_Problem:_ Among the entries below, tally each line where the word "this" appears and state only the total.

Stored entries
★ ★ ★

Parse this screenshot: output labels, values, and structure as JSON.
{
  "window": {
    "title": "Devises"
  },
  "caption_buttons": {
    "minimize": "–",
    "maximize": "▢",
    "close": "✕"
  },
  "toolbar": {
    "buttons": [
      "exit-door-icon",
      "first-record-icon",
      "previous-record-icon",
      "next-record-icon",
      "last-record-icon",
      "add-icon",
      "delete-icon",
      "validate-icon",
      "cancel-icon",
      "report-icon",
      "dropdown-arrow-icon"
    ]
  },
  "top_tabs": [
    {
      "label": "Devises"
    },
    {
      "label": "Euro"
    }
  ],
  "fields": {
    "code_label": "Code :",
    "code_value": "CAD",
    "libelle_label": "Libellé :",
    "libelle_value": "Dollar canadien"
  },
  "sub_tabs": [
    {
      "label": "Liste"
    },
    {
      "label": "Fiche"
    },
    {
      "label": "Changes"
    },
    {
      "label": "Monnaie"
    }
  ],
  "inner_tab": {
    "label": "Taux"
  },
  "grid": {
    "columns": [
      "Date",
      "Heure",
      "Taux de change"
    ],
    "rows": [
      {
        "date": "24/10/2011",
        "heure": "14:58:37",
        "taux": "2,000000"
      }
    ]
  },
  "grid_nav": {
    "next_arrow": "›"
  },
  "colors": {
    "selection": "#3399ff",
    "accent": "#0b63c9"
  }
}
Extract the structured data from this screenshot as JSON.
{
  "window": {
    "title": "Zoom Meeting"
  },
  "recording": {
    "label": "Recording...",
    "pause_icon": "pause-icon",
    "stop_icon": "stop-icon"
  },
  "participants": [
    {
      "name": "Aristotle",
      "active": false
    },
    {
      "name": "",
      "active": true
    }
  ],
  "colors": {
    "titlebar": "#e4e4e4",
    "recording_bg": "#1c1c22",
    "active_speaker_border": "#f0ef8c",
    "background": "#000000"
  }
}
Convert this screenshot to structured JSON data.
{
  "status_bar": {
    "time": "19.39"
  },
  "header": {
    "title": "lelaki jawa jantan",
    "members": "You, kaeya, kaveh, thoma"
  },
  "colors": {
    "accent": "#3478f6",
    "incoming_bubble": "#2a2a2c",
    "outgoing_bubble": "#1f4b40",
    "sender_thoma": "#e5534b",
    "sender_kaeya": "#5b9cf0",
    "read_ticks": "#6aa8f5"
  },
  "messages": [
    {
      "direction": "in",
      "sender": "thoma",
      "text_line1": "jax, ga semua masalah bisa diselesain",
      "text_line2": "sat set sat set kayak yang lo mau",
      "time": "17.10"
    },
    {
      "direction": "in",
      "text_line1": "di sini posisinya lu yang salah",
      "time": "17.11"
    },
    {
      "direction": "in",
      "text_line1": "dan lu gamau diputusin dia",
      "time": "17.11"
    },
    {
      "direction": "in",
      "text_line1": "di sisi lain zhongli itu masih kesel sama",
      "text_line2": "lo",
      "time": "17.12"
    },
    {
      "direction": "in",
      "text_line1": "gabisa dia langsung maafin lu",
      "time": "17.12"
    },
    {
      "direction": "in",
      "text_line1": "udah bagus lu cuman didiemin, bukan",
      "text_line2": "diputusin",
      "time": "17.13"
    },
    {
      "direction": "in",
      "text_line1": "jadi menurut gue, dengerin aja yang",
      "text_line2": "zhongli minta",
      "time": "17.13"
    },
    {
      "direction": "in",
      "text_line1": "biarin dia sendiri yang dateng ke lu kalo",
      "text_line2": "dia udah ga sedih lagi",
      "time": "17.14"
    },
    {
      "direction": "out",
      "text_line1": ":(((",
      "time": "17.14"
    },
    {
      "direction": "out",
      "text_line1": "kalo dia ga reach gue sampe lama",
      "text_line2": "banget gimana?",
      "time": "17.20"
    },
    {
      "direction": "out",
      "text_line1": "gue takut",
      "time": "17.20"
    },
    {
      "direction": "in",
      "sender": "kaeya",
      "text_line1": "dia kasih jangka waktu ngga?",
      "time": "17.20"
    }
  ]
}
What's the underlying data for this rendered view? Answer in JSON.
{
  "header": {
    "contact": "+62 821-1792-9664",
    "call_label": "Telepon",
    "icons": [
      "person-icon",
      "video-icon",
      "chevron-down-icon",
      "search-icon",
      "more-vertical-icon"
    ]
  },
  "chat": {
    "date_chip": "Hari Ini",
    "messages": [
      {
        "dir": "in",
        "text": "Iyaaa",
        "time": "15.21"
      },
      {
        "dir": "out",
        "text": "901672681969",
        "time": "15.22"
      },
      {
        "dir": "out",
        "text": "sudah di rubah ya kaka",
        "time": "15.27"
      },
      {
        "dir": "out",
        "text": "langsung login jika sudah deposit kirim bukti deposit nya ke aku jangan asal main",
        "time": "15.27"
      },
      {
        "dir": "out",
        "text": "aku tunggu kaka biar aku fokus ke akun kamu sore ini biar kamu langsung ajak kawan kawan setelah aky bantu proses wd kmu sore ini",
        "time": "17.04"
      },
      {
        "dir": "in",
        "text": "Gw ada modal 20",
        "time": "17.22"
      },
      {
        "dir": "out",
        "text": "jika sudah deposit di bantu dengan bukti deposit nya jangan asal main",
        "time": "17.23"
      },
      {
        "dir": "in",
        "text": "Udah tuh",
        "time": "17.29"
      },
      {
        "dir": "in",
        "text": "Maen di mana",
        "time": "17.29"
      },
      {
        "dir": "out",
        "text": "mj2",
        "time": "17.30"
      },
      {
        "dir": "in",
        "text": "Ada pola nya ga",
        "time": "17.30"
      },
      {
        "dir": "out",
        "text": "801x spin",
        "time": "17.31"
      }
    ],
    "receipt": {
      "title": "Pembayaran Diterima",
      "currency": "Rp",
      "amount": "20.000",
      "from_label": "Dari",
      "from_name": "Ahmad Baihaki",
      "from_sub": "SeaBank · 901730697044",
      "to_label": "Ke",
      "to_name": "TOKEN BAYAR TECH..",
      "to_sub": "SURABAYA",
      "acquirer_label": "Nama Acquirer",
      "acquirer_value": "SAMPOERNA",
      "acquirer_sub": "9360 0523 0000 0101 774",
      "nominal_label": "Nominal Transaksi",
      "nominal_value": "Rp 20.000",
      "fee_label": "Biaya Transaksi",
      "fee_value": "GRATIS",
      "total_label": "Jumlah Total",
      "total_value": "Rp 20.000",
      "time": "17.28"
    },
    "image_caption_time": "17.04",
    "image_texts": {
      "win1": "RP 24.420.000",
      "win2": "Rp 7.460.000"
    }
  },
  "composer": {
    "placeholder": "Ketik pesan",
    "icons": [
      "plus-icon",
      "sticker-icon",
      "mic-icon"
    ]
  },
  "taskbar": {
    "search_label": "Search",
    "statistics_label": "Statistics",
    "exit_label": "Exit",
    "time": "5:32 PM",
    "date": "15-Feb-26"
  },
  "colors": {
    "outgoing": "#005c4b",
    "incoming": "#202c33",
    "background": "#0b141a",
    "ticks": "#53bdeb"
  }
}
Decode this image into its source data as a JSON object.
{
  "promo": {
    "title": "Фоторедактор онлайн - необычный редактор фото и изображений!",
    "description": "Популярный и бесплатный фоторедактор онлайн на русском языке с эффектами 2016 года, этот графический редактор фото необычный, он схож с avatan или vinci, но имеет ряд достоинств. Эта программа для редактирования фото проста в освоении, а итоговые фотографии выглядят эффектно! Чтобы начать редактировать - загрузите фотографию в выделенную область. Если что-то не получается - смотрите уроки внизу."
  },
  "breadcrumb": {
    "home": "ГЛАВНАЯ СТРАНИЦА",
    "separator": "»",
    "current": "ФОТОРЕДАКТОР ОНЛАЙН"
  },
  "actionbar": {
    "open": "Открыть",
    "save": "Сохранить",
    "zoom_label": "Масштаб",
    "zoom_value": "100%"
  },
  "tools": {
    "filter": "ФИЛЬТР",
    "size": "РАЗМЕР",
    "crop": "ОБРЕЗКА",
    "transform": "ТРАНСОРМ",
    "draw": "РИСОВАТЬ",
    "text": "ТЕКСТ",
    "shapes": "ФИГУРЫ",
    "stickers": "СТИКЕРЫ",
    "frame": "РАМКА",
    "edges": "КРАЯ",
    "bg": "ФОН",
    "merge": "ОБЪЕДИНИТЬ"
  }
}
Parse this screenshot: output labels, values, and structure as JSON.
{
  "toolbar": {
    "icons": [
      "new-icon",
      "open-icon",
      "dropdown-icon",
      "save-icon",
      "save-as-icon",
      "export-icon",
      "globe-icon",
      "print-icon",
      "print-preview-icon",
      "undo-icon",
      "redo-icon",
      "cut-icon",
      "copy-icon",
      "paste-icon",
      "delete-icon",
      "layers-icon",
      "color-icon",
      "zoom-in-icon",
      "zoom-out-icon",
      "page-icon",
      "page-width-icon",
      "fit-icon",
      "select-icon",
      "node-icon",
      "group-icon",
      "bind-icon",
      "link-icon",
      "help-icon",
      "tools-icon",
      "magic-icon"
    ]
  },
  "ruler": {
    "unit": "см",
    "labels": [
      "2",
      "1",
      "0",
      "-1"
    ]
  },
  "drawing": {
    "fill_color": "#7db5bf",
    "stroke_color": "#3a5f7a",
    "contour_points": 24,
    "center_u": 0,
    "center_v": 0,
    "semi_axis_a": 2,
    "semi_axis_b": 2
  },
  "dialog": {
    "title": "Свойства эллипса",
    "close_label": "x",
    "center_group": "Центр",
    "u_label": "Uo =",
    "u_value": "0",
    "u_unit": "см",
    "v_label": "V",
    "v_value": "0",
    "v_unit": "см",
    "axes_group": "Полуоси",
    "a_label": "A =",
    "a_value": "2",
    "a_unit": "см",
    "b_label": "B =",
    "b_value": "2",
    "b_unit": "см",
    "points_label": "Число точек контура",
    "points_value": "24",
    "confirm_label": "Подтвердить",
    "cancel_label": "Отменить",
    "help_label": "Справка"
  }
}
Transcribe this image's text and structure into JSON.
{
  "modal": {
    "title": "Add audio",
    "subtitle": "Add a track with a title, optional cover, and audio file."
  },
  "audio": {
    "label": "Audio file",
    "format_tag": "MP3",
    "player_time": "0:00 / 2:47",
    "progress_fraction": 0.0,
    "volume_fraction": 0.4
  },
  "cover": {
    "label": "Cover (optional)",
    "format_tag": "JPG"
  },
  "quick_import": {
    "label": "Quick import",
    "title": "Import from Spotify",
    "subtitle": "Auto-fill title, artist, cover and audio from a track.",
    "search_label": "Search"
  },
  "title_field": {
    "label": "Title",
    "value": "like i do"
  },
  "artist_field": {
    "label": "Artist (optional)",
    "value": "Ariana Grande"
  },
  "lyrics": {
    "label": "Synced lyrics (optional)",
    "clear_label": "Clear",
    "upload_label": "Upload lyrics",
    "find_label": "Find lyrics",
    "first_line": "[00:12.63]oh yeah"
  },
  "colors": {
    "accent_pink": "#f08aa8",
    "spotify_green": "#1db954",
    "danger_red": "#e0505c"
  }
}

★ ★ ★

_Answer space:_ 7